___ Exercise material

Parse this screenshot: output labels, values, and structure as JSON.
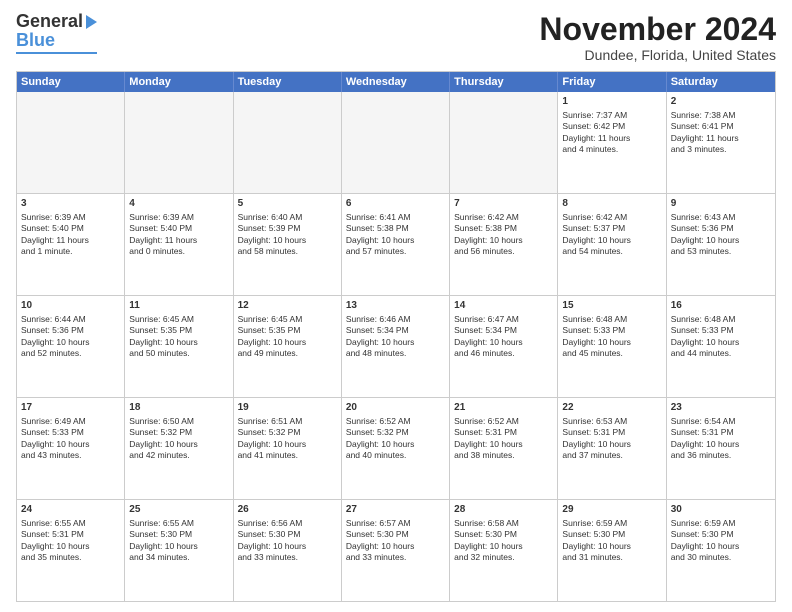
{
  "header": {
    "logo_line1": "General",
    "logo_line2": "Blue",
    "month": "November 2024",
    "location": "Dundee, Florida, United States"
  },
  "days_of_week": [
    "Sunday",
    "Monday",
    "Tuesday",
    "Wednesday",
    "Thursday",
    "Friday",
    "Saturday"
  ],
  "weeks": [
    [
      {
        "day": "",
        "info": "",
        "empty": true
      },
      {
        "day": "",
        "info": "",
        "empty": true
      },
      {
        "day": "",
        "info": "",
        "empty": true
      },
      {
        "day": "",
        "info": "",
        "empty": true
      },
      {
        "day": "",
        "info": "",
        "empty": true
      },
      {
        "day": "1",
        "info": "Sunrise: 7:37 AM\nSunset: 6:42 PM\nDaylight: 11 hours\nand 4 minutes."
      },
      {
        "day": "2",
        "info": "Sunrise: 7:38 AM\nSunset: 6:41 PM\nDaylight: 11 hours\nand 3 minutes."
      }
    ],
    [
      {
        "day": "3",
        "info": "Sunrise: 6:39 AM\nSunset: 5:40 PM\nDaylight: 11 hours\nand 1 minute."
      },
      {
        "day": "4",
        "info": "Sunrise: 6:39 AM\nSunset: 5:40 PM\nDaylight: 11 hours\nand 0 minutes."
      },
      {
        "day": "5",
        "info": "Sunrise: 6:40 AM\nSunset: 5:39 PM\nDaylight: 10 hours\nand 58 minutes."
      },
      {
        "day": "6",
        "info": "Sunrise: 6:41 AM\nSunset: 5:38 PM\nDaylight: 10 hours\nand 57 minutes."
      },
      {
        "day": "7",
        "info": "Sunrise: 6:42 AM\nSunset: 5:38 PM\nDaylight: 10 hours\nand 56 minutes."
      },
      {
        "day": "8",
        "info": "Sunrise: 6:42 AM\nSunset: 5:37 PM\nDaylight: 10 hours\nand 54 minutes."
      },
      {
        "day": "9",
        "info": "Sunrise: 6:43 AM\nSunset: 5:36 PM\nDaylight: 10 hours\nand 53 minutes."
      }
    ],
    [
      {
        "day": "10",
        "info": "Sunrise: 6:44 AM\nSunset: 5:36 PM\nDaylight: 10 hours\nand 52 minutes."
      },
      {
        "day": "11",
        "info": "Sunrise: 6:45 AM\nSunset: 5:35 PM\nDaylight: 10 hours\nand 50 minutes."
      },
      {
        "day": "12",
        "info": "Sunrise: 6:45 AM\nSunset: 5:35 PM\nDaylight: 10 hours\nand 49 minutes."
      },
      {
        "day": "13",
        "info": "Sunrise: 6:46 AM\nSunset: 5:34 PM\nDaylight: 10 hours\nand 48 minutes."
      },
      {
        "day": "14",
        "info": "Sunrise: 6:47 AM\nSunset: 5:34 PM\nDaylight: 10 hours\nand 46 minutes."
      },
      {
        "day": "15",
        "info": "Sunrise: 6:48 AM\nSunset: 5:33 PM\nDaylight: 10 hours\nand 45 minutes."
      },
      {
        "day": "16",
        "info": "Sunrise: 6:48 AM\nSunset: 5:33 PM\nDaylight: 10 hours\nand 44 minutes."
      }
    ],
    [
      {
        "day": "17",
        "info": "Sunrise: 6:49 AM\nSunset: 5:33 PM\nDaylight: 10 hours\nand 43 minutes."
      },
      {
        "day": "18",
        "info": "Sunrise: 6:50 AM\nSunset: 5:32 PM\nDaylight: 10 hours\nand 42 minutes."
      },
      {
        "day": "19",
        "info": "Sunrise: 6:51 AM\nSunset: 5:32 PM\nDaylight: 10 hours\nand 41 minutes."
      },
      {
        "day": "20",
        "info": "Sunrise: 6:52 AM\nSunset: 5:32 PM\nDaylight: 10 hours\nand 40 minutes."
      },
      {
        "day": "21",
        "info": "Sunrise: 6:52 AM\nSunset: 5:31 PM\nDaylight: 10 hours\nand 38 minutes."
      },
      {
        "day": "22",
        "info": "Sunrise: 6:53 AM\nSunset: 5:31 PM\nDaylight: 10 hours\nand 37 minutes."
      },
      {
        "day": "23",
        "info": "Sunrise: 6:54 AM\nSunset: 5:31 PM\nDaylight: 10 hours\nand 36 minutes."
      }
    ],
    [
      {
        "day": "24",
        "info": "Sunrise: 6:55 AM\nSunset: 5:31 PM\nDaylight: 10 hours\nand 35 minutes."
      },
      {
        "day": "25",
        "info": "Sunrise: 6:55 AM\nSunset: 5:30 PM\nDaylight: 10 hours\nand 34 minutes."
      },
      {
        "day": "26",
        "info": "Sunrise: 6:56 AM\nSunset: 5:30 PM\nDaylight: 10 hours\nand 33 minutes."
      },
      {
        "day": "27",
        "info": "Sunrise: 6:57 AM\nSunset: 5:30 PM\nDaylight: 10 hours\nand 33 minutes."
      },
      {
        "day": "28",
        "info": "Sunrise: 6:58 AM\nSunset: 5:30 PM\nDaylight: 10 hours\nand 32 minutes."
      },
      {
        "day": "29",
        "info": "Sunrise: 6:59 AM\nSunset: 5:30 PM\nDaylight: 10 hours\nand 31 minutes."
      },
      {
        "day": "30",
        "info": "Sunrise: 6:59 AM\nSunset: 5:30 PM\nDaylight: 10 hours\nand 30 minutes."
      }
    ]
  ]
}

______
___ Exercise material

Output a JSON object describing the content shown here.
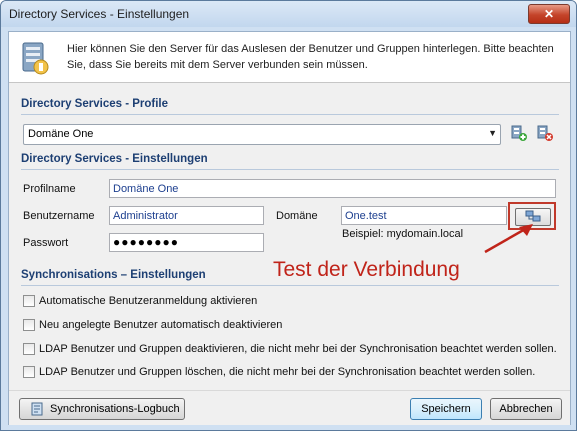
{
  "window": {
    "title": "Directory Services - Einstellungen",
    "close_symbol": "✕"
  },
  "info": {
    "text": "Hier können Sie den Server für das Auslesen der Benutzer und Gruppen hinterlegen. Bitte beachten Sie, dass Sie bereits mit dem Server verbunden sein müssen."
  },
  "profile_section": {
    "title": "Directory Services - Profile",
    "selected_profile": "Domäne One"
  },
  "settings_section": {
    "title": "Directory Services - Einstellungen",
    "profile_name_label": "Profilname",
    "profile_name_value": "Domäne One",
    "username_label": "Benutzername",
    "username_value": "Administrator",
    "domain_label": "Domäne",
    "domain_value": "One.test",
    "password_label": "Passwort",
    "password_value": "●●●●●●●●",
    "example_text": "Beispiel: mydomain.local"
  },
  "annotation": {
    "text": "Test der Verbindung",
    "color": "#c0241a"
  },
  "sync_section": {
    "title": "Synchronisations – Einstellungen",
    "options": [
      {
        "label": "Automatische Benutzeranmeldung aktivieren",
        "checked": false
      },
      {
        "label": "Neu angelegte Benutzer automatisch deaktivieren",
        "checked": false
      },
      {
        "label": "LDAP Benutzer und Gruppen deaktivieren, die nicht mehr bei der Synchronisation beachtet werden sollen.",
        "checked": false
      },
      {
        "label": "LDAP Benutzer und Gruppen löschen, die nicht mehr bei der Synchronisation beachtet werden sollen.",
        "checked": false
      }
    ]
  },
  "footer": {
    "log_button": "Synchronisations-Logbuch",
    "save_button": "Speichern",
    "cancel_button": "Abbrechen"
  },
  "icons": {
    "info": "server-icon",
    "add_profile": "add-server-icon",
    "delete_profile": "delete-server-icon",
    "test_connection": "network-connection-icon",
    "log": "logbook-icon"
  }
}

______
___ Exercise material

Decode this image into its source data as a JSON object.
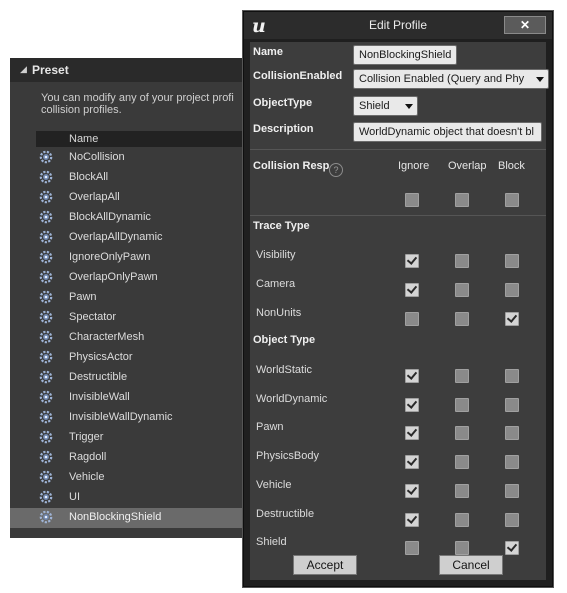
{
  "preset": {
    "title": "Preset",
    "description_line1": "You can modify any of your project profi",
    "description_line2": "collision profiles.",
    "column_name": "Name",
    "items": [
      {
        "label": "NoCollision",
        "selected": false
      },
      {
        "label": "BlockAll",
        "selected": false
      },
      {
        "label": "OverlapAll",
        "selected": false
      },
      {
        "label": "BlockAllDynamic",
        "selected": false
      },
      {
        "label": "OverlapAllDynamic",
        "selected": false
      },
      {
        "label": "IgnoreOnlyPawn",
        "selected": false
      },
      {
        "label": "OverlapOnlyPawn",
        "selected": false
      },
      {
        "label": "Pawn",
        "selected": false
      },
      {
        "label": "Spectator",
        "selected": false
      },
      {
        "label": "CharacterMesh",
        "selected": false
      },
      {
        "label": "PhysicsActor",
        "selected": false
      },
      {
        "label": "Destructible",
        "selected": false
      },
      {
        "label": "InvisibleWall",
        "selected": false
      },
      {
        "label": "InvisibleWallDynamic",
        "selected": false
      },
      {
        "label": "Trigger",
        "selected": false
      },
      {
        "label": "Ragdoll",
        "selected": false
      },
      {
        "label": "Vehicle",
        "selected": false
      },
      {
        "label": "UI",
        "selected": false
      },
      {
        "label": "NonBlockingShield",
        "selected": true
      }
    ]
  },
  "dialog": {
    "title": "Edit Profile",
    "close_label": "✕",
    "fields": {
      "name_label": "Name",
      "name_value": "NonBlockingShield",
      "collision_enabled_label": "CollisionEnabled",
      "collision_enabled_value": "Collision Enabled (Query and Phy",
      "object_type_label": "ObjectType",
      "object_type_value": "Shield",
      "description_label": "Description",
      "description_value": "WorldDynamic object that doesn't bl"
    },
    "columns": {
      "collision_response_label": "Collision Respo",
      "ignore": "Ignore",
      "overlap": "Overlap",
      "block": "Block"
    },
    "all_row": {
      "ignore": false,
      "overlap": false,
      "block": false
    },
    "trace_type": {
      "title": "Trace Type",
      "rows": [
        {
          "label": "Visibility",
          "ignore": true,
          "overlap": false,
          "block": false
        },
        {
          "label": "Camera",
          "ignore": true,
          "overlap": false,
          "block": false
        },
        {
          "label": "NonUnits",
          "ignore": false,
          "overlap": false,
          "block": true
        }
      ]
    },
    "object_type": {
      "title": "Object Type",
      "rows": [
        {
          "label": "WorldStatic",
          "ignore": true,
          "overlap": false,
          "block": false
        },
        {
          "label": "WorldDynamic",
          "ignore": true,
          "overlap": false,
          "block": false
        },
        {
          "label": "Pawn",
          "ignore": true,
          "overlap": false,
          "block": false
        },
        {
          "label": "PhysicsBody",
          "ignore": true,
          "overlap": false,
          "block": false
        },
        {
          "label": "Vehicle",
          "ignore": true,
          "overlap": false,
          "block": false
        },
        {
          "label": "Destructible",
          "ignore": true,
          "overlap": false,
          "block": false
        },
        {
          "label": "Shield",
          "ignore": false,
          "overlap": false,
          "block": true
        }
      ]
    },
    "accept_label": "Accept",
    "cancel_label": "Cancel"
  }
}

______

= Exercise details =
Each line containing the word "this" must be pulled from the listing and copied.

= Answer to the problem =
Parse this screenshot: output labels, values, and structure as JSON.
Decode this image into its source data as a JSON object.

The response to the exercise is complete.